Also known as the North Leg Freeway.  Up until the 1970s, plans existed to extend I-66 eastward by 1 1/2 miles from its current terminus at U.S. 29 and K Street.  I-66 was to have run via tunnel underneath K Street before emerging at ground level to merge with I-95 (currently designated I-395) near New York Avenue.


Map of the proposed I-66, I-95, and I-295 extensions in the central part of D.C. 

Inner Loop 1280

A slightly modified proposal showing more detail.


Interstate 266 was to have been a short connecting freeway running much of its length along the Potomac River.  The western terminus was supposed to have been where Sprout Run Parkway crosses I-66 in Arlington, Virginia.  From there, I-266 was to run along the current route of Sprout Run, cross over the Potomac along the proposed Three Sisters Bridge, and then turn east, running along Canal Road NW before merging again with I-66 near Rock Creek and Potomac Parkways and K Street.  Strong, and occasionally violent protests against the planned Three Sisters Bridge during the 1960s and 1970s caused the I-266 plan to be abandoned.  The only segment of the proposed freeway to see completion became known as the Whitehurst Freeway (U.S. Route 29), which runs  for approximately 0.8 miles.


I266 three sisters bridge map

Proposed route for the western segment of I-266.


three sisters bridge

An artistic rendering of the proposed Three Sisters Bridge in Arlington.


Also known as the Anacostia Freeway.  Originally intended to follow the route of I-695 and become part of the “Inner Belt” in downtown D.C.  Other proposals had the interstate running along D.C. Route 95.


Interstate 695 is only two miles long, but there were plans to extend the highway further east as well as west.  During the 1960s proposals were made to extend I-695 west, which would have brought it in the vicinity of the Washington Monument and Lincoln Memorial along Maine and Independence Avenues, before terminating at I-66 near the Constitution Avenue interchange:



In the 1990s another proposal was made, this time to extend the freeway east along Southeast Boulevard, eventually merging with D.C. Route 295.  The goal was to relieve congestion on the heavily-traveled John Philip Sousa Bridge.



Southeast Boulevard exiting off to Pennsylvania Avenue.  The highway at left, which runs under the Penn.

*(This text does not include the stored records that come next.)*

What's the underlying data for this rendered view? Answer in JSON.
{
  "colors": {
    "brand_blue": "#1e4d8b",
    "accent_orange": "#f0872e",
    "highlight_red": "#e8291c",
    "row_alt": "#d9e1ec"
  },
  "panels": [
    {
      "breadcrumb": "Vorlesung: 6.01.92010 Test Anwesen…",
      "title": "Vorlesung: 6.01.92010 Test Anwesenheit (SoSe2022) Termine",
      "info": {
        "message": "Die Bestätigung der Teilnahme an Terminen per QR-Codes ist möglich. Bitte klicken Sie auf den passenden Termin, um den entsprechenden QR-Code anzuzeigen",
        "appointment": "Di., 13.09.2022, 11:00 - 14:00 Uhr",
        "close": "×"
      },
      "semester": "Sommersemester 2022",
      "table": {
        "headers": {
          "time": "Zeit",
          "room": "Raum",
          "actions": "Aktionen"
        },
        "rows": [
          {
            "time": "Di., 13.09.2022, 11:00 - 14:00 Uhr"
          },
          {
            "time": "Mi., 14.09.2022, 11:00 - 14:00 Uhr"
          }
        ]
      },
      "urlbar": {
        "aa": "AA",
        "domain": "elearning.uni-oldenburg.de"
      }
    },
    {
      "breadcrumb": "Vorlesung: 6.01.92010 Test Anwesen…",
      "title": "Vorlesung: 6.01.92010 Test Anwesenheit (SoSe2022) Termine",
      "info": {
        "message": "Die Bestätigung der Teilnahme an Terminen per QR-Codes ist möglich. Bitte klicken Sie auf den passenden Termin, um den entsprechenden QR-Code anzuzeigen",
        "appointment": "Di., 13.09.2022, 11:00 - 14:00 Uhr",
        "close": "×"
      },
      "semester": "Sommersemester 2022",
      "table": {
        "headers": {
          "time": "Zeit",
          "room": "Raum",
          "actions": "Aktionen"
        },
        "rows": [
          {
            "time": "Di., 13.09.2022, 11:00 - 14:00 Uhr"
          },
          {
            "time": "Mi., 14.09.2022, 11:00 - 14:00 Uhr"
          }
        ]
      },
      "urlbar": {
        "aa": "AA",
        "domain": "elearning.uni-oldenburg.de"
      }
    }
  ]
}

Avenue overpass to RFK Stadium, was originally intended as an eastern extension of I-695.



Interstate 595 was originally conceived as a spur freeway linking I-395 with Reagan National Airport in Arlington.  It was to have followed the same path as current U.S. Highway 1.  The route was never upgraded to Federal Interstate Highway standards.



Wikimedia map showing some of the various highway proposals for Washington D.C. during the 1950s – 1970s.

With the advent of coming to town, it will be fascinating to watch the city’s debate over transportation continue and what plans will be approved going forward.

Thanks to all you great readers for an exciting journey here in 2018!  Rest assured, there will be much more to post in the new year!


Additional Sources:,_D.C.),_D.C.)